SIR ISAAC NEWTON

Introduction

Isaac Newton was born at Wools Thorpe near Grantham, Lincolnshire in England. His family was not very rich, in fact he worked on a farm. Three months before he was born, his father passed away. This made Hanana Newton (His mother) ill. She had Isaac prematurely. He was small and weak, but he lived. His mother then married a wealthy man named Rector Smith. She left with Mr. Smith to live in a nearby village. Isaac stayed with his grandmother and was raised there. Ten years later his mother returned with 3 children from her second marriage. At the age of 16 he was expected to take over the family estates. He was not a good farmer though. He liked to invent things and find out the truth about questions that had been puzzling people for years. In 1661 he went on to Trinity College. He lived in Cambridge for 35 years, and then went on and invented things like the telescope, and he also answered many hard questions and proved truth to many theories later in his life. He died in 1727 at the age of 84. In a local school he learned how to read, write, and do math. He then went to the Grammar School of King Edward VI at Grantham Smiles. In university he studied science and philosophy, and also math and geology.

Other facts about Isaac Newton

People who inspired him

Isaac Newton was inspired by a variety of people, here is a list of them: Sir Frances Bacon Pierre Gassed Galileo Robert Boyle Henry Moore Rene Descartes Edmund Halley John Flame Teed
Public Life

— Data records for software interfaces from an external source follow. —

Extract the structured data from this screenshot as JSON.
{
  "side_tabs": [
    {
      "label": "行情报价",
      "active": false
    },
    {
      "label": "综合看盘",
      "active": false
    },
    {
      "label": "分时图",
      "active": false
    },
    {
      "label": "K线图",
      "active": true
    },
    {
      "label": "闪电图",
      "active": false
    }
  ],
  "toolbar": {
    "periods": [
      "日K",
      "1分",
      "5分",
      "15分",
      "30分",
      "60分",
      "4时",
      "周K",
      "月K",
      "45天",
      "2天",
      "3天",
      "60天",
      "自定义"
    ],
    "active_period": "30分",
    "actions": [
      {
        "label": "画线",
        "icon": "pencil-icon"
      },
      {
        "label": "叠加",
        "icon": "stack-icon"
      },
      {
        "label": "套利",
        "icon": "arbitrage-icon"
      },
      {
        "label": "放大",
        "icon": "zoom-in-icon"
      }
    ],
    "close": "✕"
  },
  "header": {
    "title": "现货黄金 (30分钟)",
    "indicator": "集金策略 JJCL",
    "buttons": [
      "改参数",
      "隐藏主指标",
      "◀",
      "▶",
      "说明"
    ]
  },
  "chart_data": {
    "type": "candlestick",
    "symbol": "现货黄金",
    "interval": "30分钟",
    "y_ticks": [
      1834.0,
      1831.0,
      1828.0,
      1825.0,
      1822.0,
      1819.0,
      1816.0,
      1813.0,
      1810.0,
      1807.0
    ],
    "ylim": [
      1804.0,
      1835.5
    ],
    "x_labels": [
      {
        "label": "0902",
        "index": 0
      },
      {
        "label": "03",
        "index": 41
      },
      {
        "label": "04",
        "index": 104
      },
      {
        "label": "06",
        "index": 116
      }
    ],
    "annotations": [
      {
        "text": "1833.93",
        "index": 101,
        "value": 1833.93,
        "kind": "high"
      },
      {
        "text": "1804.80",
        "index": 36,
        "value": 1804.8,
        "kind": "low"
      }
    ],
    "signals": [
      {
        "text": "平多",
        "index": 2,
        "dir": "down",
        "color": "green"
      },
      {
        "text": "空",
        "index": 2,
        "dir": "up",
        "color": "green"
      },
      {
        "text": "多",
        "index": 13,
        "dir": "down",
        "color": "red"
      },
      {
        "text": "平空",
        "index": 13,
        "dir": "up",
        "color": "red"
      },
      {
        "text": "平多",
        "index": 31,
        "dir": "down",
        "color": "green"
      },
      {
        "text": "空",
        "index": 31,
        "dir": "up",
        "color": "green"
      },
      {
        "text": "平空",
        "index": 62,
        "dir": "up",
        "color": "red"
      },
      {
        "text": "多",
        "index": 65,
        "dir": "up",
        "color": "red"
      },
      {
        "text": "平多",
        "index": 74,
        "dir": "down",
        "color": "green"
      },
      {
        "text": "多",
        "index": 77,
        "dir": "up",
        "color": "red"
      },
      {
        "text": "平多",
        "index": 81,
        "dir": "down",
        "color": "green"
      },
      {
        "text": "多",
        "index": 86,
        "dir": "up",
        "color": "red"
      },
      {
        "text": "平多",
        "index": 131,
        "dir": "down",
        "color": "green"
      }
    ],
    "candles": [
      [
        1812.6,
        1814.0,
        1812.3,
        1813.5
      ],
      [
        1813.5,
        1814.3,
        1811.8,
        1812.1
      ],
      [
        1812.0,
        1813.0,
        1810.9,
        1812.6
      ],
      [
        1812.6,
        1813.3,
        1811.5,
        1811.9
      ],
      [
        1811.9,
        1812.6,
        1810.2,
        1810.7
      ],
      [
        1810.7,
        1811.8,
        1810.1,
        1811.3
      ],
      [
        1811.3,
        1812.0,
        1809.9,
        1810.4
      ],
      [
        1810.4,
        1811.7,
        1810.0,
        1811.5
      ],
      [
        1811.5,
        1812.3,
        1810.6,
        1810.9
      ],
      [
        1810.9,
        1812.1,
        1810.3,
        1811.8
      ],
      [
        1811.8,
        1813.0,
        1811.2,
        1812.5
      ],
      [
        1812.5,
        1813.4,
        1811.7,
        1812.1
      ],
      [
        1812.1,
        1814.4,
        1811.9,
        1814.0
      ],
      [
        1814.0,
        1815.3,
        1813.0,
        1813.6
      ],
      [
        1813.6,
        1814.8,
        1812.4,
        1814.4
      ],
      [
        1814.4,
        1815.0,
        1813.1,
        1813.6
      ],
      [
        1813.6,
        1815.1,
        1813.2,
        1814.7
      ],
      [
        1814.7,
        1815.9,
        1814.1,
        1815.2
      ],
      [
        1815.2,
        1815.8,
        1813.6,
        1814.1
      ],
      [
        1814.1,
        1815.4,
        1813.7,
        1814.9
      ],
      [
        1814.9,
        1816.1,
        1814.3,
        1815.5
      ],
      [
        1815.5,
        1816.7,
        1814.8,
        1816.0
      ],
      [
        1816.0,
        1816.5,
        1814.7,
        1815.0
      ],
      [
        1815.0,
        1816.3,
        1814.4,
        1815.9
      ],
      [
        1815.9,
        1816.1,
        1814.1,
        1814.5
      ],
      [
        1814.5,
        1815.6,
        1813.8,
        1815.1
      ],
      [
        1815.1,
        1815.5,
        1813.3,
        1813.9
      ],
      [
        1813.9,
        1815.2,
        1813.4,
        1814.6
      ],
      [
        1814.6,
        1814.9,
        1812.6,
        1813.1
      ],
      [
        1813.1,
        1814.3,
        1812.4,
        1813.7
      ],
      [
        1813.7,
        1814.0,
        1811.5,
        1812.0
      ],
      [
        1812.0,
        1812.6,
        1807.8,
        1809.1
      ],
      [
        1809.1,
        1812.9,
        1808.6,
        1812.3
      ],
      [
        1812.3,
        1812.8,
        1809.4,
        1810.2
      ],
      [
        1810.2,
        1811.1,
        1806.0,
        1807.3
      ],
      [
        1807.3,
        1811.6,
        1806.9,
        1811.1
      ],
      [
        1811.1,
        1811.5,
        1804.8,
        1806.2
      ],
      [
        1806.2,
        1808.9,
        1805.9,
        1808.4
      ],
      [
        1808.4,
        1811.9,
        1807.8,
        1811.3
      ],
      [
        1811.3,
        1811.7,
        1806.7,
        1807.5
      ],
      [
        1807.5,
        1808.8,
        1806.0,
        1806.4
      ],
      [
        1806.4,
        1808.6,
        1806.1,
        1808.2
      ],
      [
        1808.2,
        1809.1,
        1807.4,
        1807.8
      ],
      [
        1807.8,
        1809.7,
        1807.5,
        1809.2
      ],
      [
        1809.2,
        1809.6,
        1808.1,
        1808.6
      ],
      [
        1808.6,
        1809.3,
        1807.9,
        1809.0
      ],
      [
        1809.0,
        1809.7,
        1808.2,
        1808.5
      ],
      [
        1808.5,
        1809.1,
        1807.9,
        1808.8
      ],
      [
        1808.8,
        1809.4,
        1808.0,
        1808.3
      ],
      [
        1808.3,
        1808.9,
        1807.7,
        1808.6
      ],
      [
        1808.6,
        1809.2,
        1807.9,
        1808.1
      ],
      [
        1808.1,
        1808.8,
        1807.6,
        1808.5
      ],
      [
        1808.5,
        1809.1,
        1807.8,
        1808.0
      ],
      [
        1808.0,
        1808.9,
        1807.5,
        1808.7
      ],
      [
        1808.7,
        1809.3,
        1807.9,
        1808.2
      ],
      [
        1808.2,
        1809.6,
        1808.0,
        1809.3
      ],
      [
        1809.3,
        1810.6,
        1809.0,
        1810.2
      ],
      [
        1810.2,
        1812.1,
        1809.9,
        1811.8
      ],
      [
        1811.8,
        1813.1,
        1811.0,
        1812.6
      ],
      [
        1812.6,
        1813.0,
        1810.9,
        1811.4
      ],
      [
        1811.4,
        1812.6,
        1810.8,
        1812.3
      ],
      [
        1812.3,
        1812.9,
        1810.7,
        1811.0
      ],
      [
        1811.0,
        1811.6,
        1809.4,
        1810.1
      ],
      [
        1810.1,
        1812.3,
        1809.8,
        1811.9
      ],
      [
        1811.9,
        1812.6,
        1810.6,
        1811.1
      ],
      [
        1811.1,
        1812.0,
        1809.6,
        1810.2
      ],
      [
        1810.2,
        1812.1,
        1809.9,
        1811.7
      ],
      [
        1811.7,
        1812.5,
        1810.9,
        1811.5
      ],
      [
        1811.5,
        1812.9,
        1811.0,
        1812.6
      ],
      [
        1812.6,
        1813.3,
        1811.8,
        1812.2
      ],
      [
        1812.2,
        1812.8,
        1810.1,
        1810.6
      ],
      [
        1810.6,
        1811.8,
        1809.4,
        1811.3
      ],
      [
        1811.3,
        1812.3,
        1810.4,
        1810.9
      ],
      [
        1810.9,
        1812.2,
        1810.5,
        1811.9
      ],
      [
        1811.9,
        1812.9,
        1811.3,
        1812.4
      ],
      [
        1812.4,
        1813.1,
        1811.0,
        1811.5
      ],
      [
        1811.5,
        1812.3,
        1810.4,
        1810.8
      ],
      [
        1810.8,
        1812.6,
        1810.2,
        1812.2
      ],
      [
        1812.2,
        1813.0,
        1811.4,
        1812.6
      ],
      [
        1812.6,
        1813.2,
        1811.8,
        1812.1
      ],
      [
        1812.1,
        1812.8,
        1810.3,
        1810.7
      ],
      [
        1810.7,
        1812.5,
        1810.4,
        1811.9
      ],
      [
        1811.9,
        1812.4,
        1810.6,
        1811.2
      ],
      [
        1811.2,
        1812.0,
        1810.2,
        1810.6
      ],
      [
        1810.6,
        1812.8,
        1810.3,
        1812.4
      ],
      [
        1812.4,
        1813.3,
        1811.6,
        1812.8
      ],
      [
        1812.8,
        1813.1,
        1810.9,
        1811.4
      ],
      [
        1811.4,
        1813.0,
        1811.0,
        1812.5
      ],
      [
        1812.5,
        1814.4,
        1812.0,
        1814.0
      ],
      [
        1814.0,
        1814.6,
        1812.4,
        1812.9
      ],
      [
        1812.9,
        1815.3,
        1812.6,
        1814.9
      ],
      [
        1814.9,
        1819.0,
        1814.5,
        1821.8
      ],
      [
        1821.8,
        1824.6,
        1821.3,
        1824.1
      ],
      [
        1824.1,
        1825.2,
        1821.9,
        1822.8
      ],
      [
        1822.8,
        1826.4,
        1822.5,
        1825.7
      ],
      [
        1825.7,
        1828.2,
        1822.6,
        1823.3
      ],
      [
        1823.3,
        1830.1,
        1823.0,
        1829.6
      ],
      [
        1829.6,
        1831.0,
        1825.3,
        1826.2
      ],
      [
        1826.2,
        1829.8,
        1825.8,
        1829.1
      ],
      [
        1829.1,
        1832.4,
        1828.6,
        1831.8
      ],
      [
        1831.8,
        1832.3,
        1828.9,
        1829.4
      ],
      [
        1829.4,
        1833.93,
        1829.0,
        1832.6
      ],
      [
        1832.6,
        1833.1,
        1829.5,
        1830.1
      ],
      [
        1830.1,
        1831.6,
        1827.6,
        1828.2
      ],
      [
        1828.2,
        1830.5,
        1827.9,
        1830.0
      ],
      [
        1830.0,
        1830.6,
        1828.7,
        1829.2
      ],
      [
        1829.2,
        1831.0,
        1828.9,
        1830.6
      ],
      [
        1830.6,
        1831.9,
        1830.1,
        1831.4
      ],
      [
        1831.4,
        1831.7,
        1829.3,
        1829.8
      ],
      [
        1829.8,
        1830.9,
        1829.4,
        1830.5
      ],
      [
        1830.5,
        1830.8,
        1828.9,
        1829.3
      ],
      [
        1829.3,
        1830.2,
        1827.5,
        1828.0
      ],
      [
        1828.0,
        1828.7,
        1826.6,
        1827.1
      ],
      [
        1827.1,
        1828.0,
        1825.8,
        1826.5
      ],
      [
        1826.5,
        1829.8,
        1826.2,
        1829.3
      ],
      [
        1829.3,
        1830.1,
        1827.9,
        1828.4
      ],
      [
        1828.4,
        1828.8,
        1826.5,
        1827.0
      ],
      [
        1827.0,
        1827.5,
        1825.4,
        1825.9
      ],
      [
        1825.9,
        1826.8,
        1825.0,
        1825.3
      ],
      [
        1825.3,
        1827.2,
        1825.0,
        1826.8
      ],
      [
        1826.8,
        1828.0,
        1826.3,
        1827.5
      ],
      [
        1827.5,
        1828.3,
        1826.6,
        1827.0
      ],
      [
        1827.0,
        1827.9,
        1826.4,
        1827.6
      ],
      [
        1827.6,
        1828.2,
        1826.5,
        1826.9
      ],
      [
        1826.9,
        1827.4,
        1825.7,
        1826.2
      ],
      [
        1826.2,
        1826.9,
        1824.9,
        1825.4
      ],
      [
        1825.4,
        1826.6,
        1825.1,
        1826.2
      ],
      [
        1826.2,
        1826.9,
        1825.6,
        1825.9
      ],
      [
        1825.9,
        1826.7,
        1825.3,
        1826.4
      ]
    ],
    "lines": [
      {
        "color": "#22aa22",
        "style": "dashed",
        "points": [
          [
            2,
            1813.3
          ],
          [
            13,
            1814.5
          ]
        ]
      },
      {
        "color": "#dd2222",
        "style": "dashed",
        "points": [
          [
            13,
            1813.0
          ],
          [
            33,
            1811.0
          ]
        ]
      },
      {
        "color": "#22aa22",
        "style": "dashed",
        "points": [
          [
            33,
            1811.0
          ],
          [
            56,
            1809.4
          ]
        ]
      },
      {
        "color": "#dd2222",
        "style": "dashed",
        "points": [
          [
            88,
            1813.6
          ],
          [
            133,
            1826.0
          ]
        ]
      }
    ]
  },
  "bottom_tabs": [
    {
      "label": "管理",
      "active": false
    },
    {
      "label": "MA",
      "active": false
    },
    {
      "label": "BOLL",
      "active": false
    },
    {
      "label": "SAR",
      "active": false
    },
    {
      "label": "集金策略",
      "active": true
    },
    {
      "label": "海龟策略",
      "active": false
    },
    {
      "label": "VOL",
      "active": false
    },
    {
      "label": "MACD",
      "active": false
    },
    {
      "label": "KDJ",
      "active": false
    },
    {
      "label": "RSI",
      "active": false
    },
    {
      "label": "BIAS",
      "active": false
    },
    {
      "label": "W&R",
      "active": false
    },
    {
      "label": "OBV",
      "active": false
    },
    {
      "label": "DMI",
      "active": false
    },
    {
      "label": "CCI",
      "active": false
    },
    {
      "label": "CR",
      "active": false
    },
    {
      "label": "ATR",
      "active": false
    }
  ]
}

Isaac Newton became publicly active after he published the Princapia. In 1684 Isaac became a Cambridge university member of parliament. He also became a warden of the royal mint. He was then appointed a member of the Royal Society and council, and an associate of the French Academy. Four years later he became the president of the Royal Society in 1703. Two years after that he was knighted by Queen Anne.
Personal characteristics

Isaac Newton did not enjoy arguments that arose from his discoveries. When Newton made theories he was criticised by various people. Most likely, many were simply afraid that his theories would be correct. Newton liked to spend most of his time studying mathematics, physics and astronomy. He also spent a lot of time trying to figure out theology and biblical chronology. He was a typical absent-minded professor.

Discoveries of Newton

Laws of gravity and motion

In 1687 Newton shook the scientific world with the mathematical principals of Natural Philosophy. The laws included: 1)Moving objects continue to move in a staight line. An object at rest will remain at rest unless acted upon an outside force 2) The amount of acceleration is determined by both size and mass of the object. 3)For every action there is an equal and an opposite reaction to the object. Light and Colour

Isaac Newton was able to explain why bodies have the colour that they have . He discovered that sunlight is a mixture of light with all of the colours of a rainbow. He proved that theory by passing a beam of sunlight through a prism and studied the colours it produced. The study of light led to the construction of a new telescope in which a reflection mirror was used instead of a combination of lenses. The telescope was six inches wide, and through it one could see the satellites of Jupiter.

Reference List

Time Life. Understanding science and Nature.Virgina: Time Life Press.
Internet science. Growler Electronic Pub Isaac Newton.1996
Parker, Steve. Science Discoveries Isaac Newton and Gravity.China.1997
Chad and Tiffany